The required result is a copy of each line below in which "Wien" appears.

─── Supplied entries

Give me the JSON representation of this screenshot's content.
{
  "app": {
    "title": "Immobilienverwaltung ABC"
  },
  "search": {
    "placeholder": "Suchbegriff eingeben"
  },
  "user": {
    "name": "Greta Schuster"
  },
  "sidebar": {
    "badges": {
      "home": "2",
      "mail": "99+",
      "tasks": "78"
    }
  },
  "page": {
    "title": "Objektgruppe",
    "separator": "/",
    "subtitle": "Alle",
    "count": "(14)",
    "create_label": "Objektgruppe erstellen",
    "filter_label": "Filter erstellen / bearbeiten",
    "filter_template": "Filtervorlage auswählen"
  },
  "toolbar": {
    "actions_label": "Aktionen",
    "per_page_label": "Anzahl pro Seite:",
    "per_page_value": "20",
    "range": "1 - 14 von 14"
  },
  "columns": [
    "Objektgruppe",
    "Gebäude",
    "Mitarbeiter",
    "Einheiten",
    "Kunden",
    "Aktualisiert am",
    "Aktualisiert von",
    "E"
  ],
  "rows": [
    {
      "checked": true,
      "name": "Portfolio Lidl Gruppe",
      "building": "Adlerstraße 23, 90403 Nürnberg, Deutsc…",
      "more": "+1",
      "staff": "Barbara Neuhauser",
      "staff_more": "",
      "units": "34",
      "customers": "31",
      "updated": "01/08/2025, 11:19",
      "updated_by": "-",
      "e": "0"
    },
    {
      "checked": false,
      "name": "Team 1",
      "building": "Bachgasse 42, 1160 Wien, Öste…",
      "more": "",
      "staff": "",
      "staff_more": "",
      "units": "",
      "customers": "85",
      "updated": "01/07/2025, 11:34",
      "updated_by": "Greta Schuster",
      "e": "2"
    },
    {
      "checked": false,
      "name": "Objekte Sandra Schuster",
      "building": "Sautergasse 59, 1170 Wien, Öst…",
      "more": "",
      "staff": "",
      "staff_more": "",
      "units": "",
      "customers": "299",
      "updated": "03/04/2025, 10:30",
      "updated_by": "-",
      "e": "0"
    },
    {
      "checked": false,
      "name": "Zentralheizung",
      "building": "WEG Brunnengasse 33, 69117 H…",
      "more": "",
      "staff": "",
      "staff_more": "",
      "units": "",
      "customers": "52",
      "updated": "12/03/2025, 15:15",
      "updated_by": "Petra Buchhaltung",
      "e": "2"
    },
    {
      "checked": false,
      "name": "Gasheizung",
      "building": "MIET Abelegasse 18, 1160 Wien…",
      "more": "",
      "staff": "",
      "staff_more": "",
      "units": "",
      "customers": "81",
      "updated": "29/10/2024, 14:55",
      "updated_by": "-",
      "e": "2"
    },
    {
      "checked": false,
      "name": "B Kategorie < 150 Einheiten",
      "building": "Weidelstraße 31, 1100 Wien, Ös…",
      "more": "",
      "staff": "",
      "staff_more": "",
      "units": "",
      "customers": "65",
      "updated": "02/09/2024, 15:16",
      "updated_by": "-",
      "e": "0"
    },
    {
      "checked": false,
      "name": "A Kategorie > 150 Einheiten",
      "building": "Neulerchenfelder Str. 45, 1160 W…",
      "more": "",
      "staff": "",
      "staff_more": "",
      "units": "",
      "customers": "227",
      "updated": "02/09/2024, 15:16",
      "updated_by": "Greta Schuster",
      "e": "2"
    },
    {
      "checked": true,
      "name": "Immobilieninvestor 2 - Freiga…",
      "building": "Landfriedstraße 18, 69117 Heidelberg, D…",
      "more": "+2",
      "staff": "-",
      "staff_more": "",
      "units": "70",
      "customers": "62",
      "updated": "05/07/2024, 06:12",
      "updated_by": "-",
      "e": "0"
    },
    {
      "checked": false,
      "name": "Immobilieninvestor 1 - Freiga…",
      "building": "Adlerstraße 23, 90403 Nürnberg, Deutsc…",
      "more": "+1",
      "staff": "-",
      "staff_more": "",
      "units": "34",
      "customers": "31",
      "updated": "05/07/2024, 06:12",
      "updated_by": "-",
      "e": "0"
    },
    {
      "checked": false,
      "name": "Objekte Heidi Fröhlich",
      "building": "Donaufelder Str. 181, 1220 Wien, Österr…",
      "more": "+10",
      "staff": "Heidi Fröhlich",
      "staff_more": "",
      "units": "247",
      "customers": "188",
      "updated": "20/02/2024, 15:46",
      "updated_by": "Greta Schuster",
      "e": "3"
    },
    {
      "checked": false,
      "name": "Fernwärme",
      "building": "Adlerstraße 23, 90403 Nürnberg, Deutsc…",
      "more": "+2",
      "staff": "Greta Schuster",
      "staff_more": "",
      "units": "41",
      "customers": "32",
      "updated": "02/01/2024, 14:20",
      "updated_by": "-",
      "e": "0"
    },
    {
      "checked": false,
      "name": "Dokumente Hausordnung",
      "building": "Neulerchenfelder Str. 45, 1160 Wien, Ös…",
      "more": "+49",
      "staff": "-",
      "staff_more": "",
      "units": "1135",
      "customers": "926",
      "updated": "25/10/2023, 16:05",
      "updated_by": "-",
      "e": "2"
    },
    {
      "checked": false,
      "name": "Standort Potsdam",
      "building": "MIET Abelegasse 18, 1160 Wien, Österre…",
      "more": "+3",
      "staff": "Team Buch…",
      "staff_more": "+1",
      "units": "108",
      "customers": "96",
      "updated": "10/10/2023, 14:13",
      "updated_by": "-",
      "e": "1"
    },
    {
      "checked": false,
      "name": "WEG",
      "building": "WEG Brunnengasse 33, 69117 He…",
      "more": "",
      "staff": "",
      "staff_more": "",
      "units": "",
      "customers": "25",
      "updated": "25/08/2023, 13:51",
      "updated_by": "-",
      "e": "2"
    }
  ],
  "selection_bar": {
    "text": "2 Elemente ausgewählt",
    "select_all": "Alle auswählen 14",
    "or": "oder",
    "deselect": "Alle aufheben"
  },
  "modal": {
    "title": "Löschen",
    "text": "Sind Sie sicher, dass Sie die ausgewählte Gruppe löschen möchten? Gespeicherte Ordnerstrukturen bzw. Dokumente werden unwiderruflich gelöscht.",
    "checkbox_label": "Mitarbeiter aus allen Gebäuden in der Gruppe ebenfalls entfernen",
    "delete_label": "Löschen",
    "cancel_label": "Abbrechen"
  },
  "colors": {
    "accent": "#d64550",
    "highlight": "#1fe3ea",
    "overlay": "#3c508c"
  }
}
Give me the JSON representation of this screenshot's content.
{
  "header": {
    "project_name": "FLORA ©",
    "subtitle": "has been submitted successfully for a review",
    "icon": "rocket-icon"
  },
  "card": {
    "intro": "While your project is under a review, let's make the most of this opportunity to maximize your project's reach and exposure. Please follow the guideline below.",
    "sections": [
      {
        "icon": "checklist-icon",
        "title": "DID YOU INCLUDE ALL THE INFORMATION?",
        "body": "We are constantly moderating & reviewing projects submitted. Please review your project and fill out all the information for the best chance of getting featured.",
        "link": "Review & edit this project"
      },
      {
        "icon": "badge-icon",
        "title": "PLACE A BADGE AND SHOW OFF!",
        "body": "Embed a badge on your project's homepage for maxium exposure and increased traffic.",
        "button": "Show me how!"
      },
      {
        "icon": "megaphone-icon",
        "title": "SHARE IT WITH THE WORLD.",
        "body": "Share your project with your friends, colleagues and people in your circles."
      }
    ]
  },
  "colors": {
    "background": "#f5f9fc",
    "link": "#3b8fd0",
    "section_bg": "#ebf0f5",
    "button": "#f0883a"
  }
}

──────

**Written response:**
      "building": "Bachgasse 42, 1160 Wien, Öste…",
      "building": "Sautergasse 59, 1170 Wien, Öst…",
      "building": "MIET Abelegasse 18, 1160 Wien…",
      "building": "Weidelstraße 31, 1100 Wien, Ös…",
      "building": "Donaufelder Str. 181, 1220 Wien, Österr…",
      "building": "Neulerchenfelder Str. 45, 1160 Wien, Ös…",
      "building": "MIET Abelegasse 18, 1160 Wien, Österre…",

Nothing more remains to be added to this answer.